Task objective -
Determine the number of lines of the records below that include "this". Respond with the number and no other text.

Input material -

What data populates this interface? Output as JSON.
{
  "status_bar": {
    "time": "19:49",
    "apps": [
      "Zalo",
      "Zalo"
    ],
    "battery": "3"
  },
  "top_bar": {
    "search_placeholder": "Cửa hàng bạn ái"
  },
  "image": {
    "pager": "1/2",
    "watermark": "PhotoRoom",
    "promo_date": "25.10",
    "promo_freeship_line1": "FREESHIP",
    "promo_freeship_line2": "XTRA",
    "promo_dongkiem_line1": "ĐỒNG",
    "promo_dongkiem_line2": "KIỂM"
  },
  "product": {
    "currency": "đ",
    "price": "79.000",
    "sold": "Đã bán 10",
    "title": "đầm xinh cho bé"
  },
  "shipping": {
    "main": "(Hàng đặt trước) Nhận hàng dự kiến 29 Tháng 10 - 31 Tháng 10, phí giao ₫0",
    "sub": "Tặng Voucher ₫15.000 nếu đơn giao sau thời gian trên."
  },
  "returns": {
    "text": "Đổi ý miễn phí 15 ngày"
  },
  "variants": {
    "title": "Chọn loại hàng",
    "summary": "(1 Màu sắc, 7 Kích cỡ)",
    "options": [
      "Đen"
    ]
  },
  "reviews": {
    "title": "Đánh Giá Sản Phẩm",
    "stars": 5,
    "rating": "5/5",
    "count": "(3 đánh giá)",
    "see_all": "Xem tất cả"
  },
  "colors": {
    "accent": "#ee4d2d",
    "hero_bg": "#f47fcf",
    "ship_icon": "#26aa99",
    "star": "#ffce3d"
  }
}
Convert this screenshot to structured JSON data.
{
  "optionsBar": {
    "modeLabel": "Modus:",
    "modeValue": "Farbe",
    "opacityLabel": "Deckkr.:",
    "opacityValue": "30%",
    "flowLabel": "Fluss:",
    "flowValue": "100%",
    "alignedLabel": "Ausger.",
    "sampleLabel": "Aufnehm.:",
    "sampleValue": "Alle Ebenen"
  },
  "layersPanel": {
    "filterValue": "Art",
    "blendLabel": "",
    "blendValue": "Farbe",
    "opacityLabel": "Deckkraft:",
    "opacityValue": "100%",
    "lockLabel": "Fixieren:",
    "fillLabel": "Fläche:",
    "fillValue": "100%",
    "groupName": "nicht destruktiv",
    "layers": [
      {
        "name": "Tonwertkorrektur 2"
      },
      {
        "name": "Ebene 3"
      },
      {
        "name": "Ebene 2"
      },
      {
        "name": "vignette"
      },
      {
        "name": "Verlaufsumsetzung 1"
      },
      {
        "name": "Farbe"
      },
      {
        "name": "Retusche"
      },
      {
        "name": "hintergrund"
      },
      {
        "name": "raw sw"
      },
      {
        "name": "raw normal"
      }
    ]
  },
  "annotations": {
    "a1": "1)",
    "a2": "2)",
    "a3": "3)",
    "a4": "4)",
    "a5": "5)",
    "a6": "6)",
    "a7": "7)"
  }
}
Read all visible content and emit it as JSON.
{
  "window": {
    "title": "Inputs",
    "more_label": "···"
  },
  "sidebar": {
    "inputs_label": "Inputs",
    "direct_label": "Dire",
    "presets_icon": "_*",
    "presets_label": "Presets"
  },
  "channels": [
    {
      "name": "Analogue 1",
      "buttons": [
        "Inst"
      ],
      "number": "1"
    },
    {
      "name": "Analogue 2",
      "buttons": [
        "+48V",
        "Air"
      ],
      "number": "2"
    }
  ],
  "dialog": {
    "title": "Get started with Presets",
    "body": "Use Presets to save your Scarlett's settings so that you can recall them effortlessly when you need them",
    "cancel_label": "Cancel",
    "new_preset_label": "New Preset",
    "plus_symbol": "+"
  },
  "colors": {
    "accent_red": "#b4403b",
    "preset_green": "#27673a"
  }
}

Response -
2